■ **What you have to do**: Report every line of the records that contains the word "Protocol".

═══ Available data ═══

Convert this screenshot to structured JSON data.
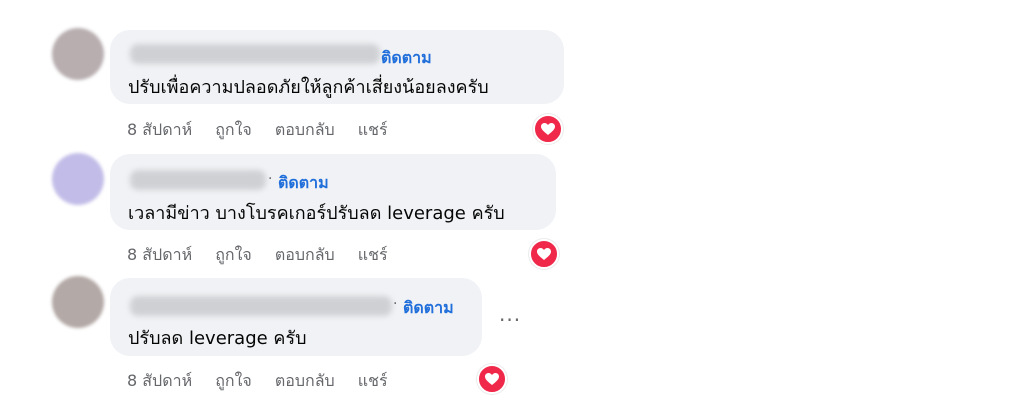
{
  "comments": [
    {
      "follow_label": "ติดตาม",
      "text": "ปรับเพื่อความปลอดภัยให้ลูกค้าเสี่ยงน้อยลงครับ",
      "time": "8 สัปดาห์",
      "like_label": "ถูกใจ",
      "reply_label": "ตอบกลับ",
      "share_label": "แชร์",
      "reaction_icon": "love-reaction-icon",
      "avatar_color": "#b8aeb0"
    },
    {
      "separator": "·",
      "follow_label": "ติดตาม",
      "text": "เวลามีข่าว บางโบรคเกอร์ปรับลด leverage ครับ",
      "time": "8 สัปดาห์",
      "like_label": "ถูกใจ",
      "reply_label": "ตอบกลับ",
      "share_label": "แชร์",
      "reaction_icon": "love-reaction-icon",
      "avatar_color": "#c2bde8"
    },
    {
      "separator": "·",
      "follow_label": "ติดตาม",
      "text": "ปรับลด leverage ครับ",
      "time": "8 สัปดาห์",
      "like_label": "ถูกใจ",
      "reply_label": "ตอบกลับ",
      "share_label": "แชร์",
      "more_label": "...",
      "reaction_icon": "love-reaction-icon",
      "avatar_color": "#b3a9a6"
    }
  ],
  "colors": {
    "follow": "#216fdb",
    "bubble": "#f0f2f5",
    "meta": "#65676b",
    "love": "#f0284a"
  }
}
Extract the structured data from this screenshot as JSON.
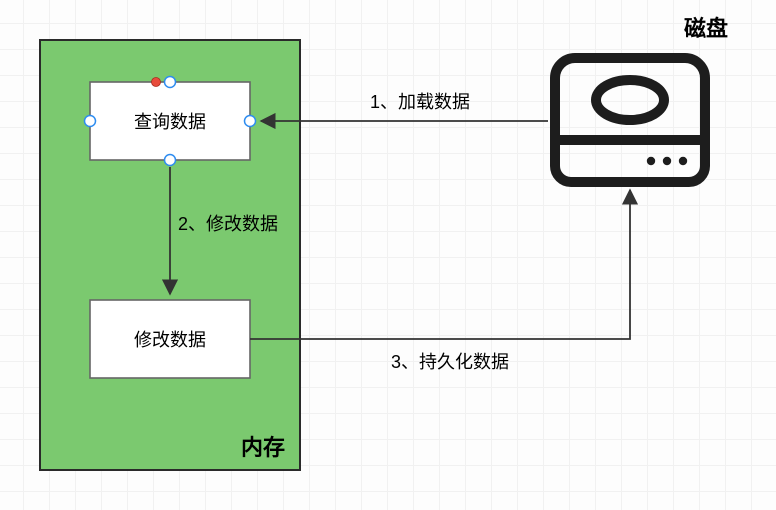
{
  "memory": {
    "label": "内存",
    "nodes": {
      "query": "查询数据",
      "modify": "修改数据"
    }
  },
  "disk": {
    "label": "磁盘"
  },
  "arrows": {
    "load": {
      "label": "1、加载数据"
    },
    "modify": {
      "label": "2、修改数据"
    },
    "persist": {
      "label": "3、持久化数据"
    }
  },
  "editing_node": "query"
}
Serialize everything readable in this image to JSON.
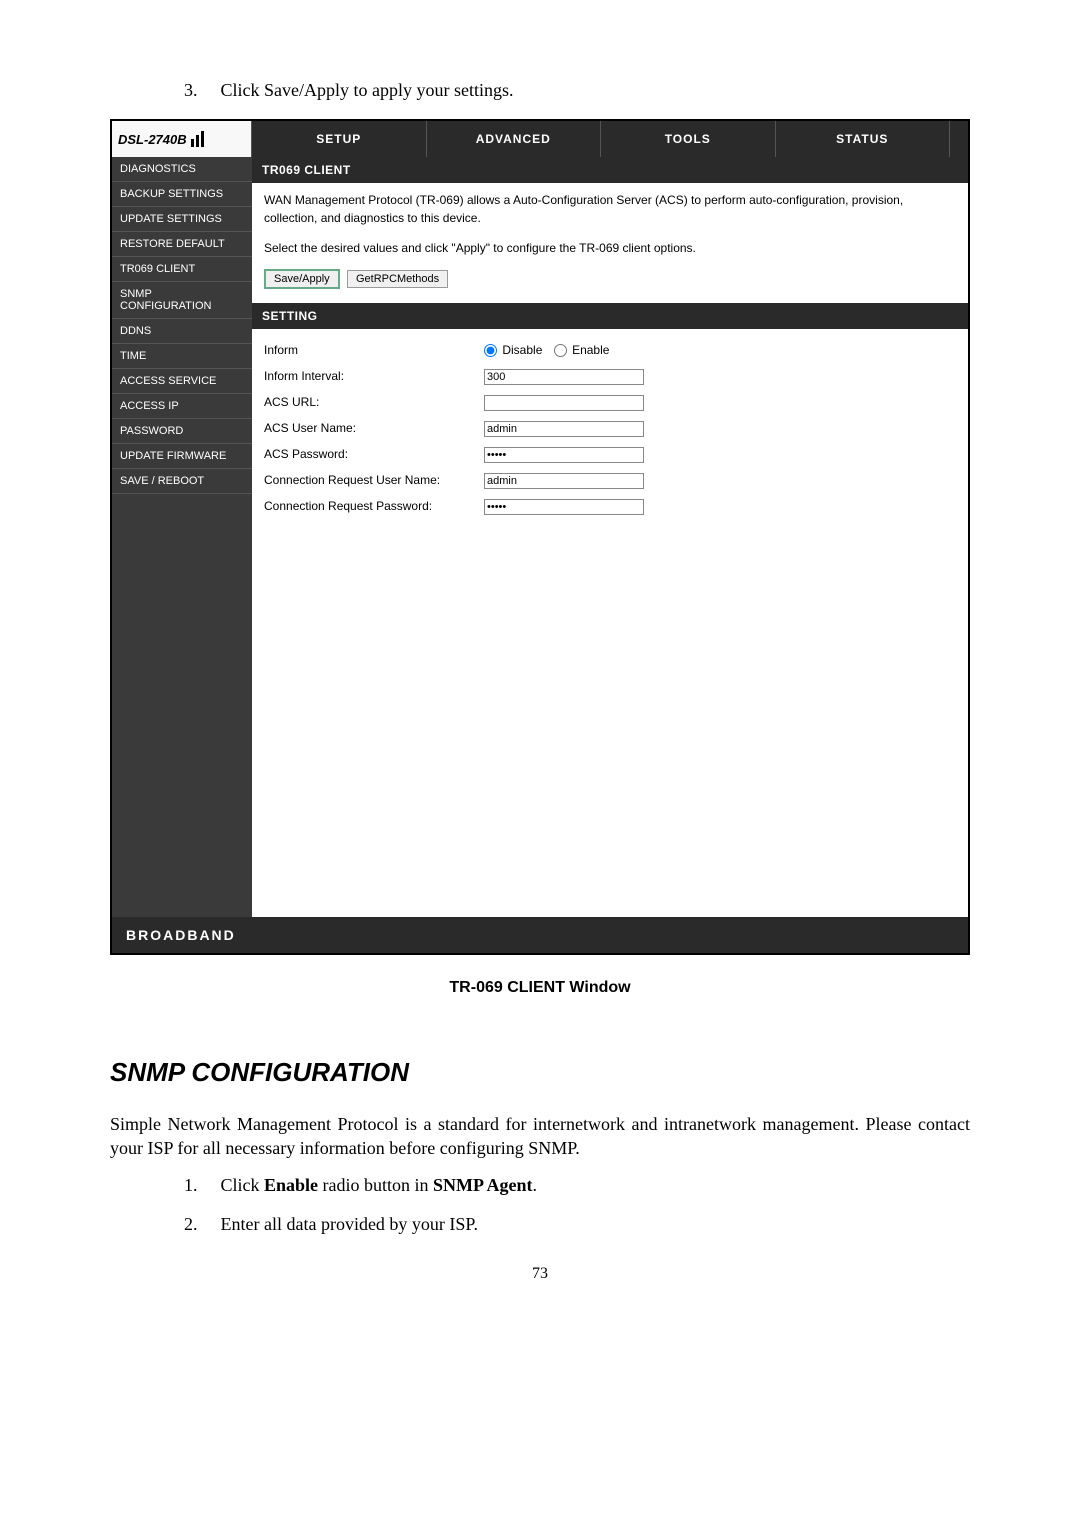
{
  "step_top": {
    "num": "3.",
    "text": "Click Save/Apply to apply your settings."
  },
  "router": {
    "model": "DSL-2740B",
    "tabs": [
      "SETUP",
      "ADVANCED",
      "TOOLS",
      "STATUS"
    ],
    "sidebar": [
      "DIAGNOSTICS",
      "BACKUP SETTINGS",
      "UPDATE SETTINGS",
      "RESTORE DEFAULT",
      "TR069 CLIENT",
      "SNMP CONFIGURATION",
      "DDNS",
      "TIME",
      "ACCESS SERVICE",
      "ACCESS IP",
      "PASSWORD",
      "UPDATE FIRMWARE",
      "SAVE / REBOOT"
    ],
    "panel1": {
      "title": "TR069 CLIENT",
      "desc1": "WAN Management Protocol (TR-069) allows a Auto-Configuration Server (ACS) to perform auto-configuration, provision, collection, and diagnostics to this device.",
      "desc2": "Select the desired values and click \"Apply\" to configure the TR-069 client options.",
      "btn_save": "Save/Apply",
      "btn_rpc": "GetRPCMethods"
    },
    "panel2": {
      "title": "SETTING",
      "inform_label": "Inform",
      "radio_disable": "Disable",
      "radio_enable": "Enable",
      "rows": {
        "interval_label": "Inform Interval:",
        "interval_value": "300",
        "acs_url_label": "ACS URL:",
        "acs_url_value": "",
        "acs_user_label": "ACS User Name:",
        "acs_user_value": "admin",
        "acs_pass_label": "ACS Password:",
        "acs_pass_value": "•••••",
        "cr_user_label": "Connection Request User Name:",
        "cr_user_value": "admin",
        "cr_pass_label": "Connection Request Password:",
        "cr_pass_value": "•••••"
      }
    },
    "footer": "BROADBAND"
  },
  "caption": "TR-069 CLIENT Window",
  "section_heading": "SNMP CONFIGURATION",
  "body_para": "Simple Network Management Protocol is a standard for internetwork and intranetwork management. Please contact your ISP for all necessary information before configuring SNMP.",
  "steps": {
    "s1_num": "1.",
    "s1_a": "Click ",
    "s1_b": "Enable",
    "s1_c": " radio button in ",
    "s1_d": "SNMP Agent",
    "s1_e": ".",
    "s2_num": "2.",
    "s2_text": "Enter all data provided by your ISP."
  },
  "page_number": "73",
  "chart_data": null
}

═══

■ **Response**:
      "desc1": "WAN Management Protocol (TR-069) allows a Auto-Configuration Server (ACS) to perform auto-configuration, provision, collection, and diagnostics to this device.",
  "body_para": "Simple Network Management Protocol is a standard for internetwork and intranetwork management. Please contact your ISP for all necessary information before configuring SNMP.",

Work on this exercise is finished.